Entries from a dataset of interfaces

+ + + + +

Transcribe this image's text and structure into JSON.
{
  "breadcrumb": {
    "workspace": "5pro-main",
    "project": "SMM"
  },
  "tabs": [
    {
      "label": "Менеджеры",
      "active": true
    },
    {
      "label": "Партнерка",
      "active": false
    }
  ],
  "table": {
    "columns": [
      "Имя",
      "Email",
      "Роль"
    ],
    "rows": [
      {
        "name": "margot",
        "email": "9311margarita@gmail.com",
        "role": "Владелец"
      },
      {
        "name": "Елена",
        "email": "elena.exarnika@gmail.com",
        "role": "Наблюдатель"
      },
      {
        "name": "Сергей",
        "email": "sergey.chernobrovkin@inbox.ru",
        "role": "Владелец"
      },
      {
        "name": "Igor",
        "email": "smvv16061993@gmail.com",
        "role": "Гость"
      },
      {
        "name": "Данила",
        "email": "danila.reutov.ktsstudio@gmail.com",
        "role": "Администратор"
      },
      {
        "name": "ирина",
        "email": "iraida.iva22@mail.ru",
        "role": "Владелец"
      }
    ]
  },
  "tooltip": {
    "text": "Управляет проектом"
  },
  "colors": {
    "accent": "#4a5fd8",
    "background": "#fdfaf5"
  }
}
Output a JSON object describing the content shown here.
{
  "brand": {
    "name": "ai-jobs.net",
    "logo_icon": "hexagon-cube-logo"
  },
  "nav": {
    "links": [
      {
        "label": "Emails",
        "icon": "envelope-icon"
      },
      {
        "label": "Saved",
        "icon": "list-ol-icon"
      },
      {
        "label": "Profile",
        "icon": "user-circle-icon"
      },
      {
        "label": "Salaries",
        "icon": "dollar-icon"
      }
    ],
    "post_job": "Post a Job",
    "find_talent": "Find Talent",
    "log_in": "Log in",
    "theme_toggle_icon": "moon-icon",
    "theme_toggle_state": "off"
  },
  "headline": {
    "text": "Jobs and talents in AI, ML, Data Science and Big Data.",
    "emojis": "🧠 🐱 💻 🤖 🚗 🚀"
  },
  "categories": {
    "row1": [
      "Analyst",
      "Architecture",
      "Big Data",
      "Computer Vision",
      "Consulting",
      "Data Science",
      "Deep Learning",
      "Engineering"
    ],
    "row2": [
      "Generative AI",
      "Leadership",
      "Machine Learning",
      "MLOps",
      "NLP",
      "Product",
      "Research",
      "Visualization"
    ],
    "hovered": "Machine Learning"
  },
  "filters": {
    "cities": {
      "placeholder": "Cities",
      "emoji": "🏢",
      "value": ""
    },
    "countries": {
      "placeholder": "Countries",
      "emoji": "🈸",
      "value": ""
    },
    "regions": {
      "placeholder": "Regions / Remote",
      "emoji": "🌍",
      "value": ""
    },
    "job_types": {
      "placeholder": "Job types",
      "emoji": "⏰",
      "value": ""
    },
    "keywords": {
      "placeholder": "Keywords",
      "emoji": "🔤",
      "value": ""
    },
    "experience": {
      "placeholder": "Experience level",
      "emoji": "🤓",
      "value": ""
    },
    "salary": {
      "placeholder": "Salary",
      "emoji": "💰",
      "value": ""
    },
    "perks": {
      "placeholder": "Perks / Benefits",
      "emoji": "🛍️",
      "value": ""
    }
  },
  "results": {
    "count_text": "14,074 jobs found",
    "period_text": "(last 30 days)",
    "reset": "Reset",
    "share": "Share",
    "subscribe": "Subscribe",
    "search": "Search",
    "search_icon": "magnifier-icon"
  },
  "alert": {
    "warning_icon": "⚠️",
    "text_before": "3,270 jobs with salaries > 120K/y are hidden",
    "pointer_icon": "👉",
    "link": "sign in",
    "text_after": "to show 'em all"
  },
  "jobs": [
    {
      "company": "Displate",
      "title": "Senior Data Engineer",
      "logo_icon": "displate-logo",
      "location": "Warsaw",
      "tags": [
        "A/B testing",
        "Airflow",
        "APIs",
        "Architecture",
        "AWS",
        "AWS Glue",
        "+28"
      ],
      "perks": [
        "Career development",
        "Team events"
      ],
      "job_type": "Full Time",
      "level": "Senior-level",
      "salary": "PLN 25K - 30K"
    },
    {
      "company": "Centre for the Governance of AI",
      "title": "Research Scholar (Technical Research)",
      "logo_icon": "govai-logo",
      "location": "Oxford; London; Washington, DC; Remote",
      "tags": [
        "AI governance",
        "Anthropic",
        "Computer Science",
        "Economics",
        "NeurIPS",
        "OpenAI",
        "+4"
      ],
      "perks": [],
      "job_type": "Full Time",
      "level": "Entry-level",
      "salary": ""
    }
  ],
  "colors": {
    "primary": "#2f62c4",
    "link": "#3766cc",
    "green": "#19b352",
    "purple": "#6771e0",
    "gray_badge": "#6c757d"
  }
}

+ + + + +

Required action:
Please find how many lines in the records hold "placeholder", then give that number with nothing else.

Your solution:
8